▶ **WORK REQUIRED**:
Your copy should match the entries exactly, with the pictures left out.

▶ **RECORDS FOR THIS EXERCISE**:

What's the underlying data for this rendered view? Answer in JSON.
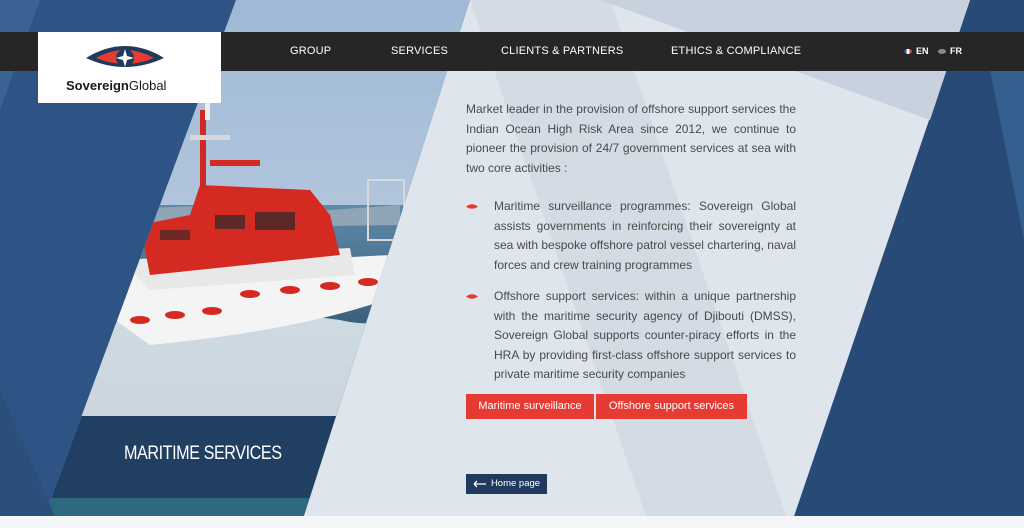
{
  "brand": {
    "name_bold": "Sovereign",
    "name_light": "Global"
  },
  "nav": {
    "items": [
      "GROUP",
      "SERVICES",
      "CLIENTS & PARTNERS",
      "ETHICS & COMPLIANCE"
    ]
  },
  "languages": {
    "en": "EN",
    "fr": "FR"
  },
  "hero": {
    "section_title": "MARITIME SERVICES"
  },
  "content": {
    "intro": "Market leader in the provision of offshore support services the Indian Ocean High Risk Area since 2012, we continue to pioneer the provision of 24/7 government services at sea with two core activities :",
    "bullets": [
      "Maritime surveillance programmes: Sovereign Global assists governments in reinforcing their sovereignty at sea with bespoke offshore patrol vessel chartering, naval forces and crew training programmes",
      "Offshore support services: within a unique partnership with the maritime security agency of Djibouti (DMSS), Sovereign Global supports counter-piracy efforts in the HRA by providing first-class offshore support services to private maritime security companies"
    ]
  },
  "buttons": {
    "maritime": "Maritime surveillance",
    "offshore": "Offshore support services",
    "home": "Home page"
  },
  "colors": {
    "navbar": "#262626",
    "accent": "#e53b32",
    "panel": "#dfe5ec",
    "navy": "#2e5485"
  }
}
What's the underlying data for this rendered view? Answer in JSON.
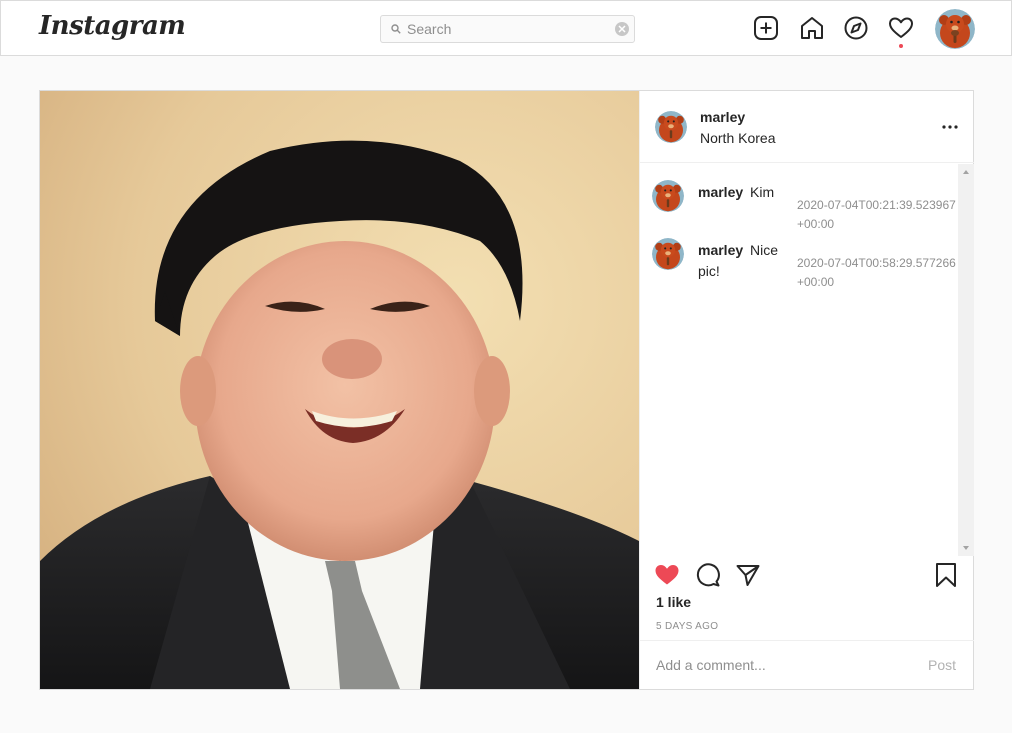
{
  "nav": {
    "logo": "Instagram",
    "search_placeholder": "Search",
    "icons": [
      "new-post-icon",
      "home-icon",
      "explore-icon",
      "activity-heart-icon"
    ],
    "notification_color": "#ed4956"
  },
  "post": {
    "author": "marley",
    "location": "North Korea",
    "comments": [
      {
        "user": "marley",
        "text": "Kim",
        "timestamp": "2020-07-04T00:21:39.523967+00:00"
      },
      {
        "user": "marley",
        "text": "Nice pic!",
        "timestamp": "2020-07-04T00:58:29.577266+00:00"
      }
    ],
    "likes": "1 like",
    "age": "5 DAYS AGO",
    "liked": true,
    "like_color": "#ed4956",
    "add_comment_placeholder": "Add a comment...",
    "post_label": "Post"
  }
}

▶ **SOLUTION FOR THIS TASK**:
What's the underlying data for this rendered view? Answer in JSON.
{
  "brand": {
    "name_bold": "Sovereign",
    "name_light": "Global"
  },
  "nav": {
    "items": [
      "GROUP",
      "SERVICES",
      "CLIENTS & PARTNERS",
      "ETHICS & COMPLIANCE"
    ]
  },
  "languages": {
    "en": "EN",
    "fr": "FR"
  },
  "hero": {
    "section_title": "MARITIME SERVICES"
  },
  "content": {
    "intro": "Market leader in the provision of offshore support services the Indian Ocean High Risk Area since 2012, we continue to pioneer the provision of 24/7 government services at sea with two core activities :",
    "bullets": [
      "Maritime surveillance programmes: Sovereign Global assists governments in reinforcing their sovereignty at sea with bespoke offshore patrol vessel chartering, naval forces and crew training programmes",
      "Offshore support services: within a unique partnership with the maritime security agency of Djibouti (DMSS), Sovereign Global supports counter-piracy efforts in the HRA by providing first-class offshore support services to private maritime security companies"
    ]
  },
  "buttons": {
    "maritime": "Maritime surveillance",
    "offshore": "Offshore support services",
    "home": "Home page"
  },
  "colors": {
    "navbar": "#262626",
    "accent": "#e53b32",
    "panel": "#dfe5ec",
    "navy": "#2e5485"
  }
}
What's the underlying data for this rendered view? Answer in JSON.
{
  "nav": {
    "logo": "Instagram",
    "search_placeholder": "Search",
    "icons": [
      "new-post-icon",
      "home-icon",
      "explore-icon",
      "activity-heart-icon"
    ],
    "notification_color": "#ed4956"
  },
  "post": {
    "author": "marley",
    "location": "North Korea",
    "comments": [
      {
        "user": "marley",
        "text": "Kim",
        "timestamp": "2020-07-04T00:21:39.523967+00:00"
      },
      {
        "user": "marley",
        "text": "Nice pic!",
        "timestamp": "2020-07-04T00:58:29.577266+00:00"
      }
    ],
    "likes": "1 like",
    "age": "5 DAYS AGO",
    "liked": true,
    "like_color": "#ed4956",
    "add_comment_placeholder": "Add a comment...",
    "post_label": "Post"
  }
}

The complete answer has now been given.